The new puppy should understand that the older dog is the “boss dog,” the elder statesmen – and they won’t be able to unless you’re the one teaching them. As when they’re being the pest, it’s your job to scold and punish them if they do not adhere to the rules.
Obviously, that punishment should NOT be physical, do not even think about that – but not getting any treats when they misbehave is a good start.
It can be tricky to strike a balance though, and you don’t want your new puppy feeling isolated or alone. Watch for signs of whining or crying – particularly when holding the puppy. If you see these – carve out some alone time to make your puppy feel loved; just don’t do it while trying to get the two dogs to bond.
Step Four. Bribes Make the World Go Round
Positive reinforcement plays a paramount role in getting both of your dogs to behave. Making them associate each other with something they enjoy will go a long way in making them get along.
Reward them with treats when:
- First introduced to each other (to make them associate these meetings with treats);
- When they sit quietly in the same space and don’t annoy/attack each other;
- When they play together without resorting to aggression;
- When they stop aggressive behavior and separate after you command them to.
- You can play simple nose work games with two dogs too.
Do not give out treats if they:
- Ignore your commands;
- Separate for a while but go back to behaving aggressively;
- Attack each other, and you have to physically separate them from each other.
It’s essential to make a distinction between actual aggressive behavior and establishing boundaries. The latter is to be expected and respected. Your dog will snarl and growl and bark if the new puppy keeps annoying them, but this doesn’t necessarily mean they’re being aggressive and will attack.
They might get aggressive and attack if the new puppy isn’t re-directed and keeps being a pest, but re-directing them is your job – not theirs.
However, they might also get jealous and territorial when bringing the new pet home without even interacting with the puppy.
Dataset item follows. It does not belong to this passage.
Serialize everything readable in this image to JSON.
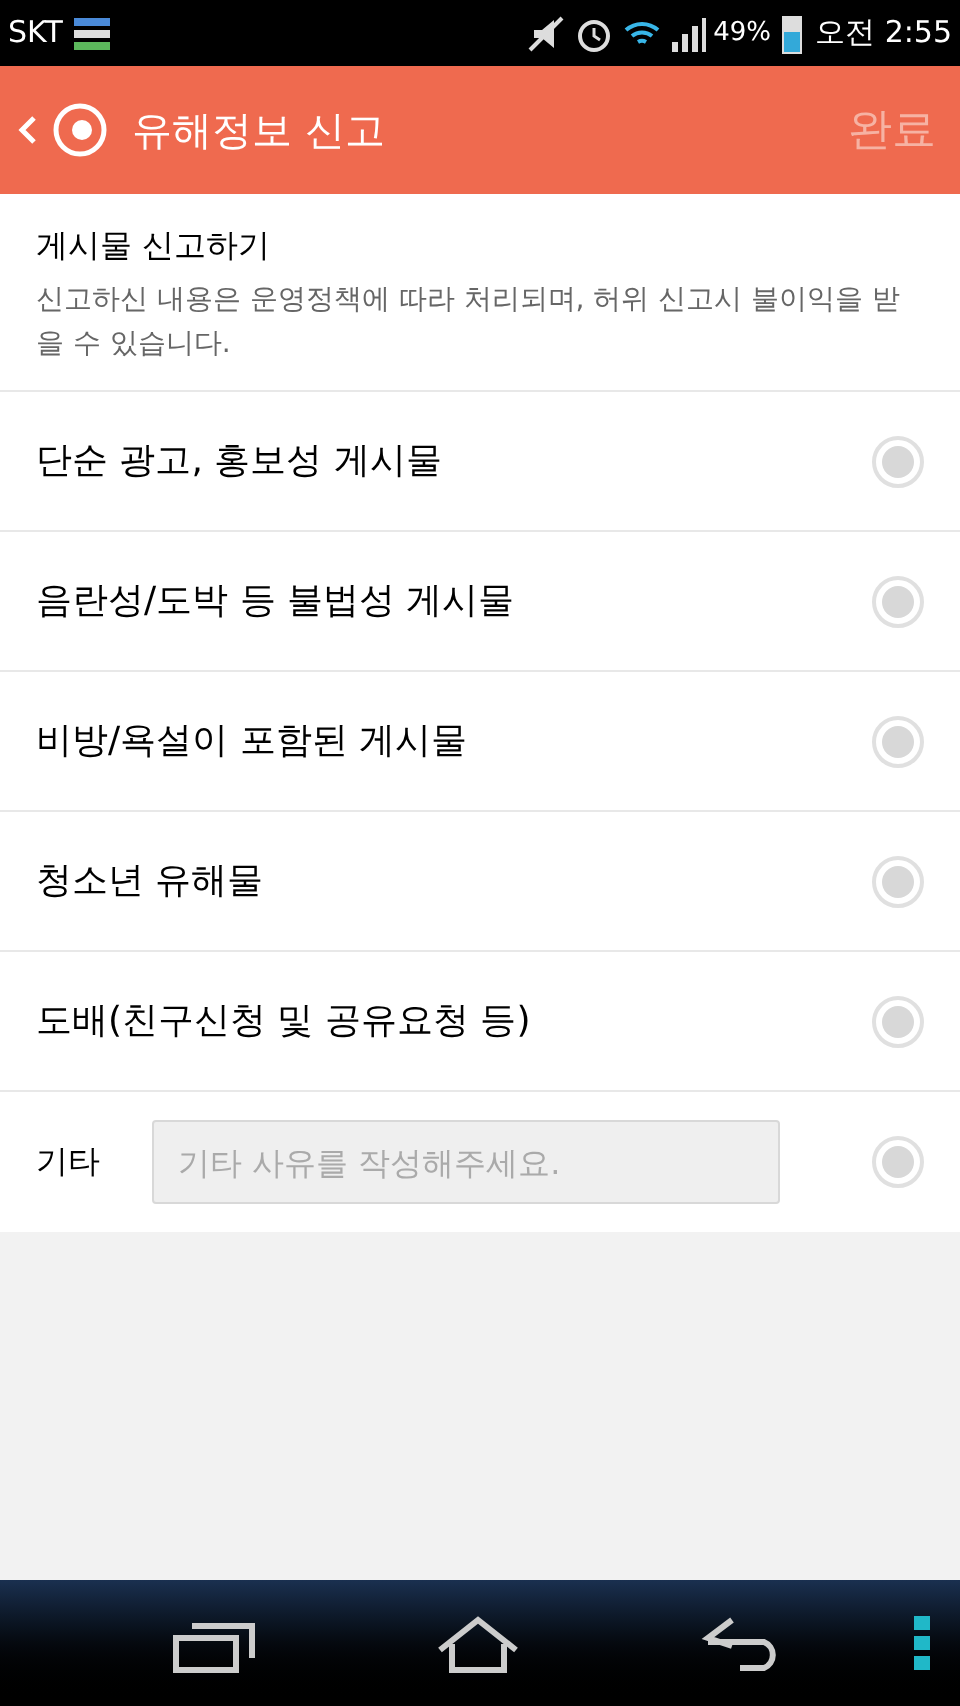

This is also normal – and doesn’t necessarily mean that they’ll never get along.
There are ways to lessen the chances of the older dog getting aggressive and attacking the new one.
What matters the most is that they’ve introduced the right way: keep them separate for the first few days and allow them to get used to each other’s smell and sounds first.
Introduce them to each other in a limited capacity and ensure there’s nothing around that would make the older dog feel the need to assert their dominance: their sleeping areas, toys, food, and water bowls should be separated until they’ve well and truly gotten used to each other.
Treats will play a significant role in soothing the older dog and teaching the new one how they should behave in your household. Ensure that good behavior is always positively reinforced.
Allow treats when they spend time together with no aggression, when they get along, or even when they start getting aggressive. But be sure they listen to your commands and separate when you tell them to.
On the other hand, do not treat them if they ignore your commands, and you have to get physically involved.
And remember: it will take both the older dog and the new puppy time to get used to each other and establish boundaries. Do not act rush and panic the first time you see either of them exhibit aggressive behavior – it might not be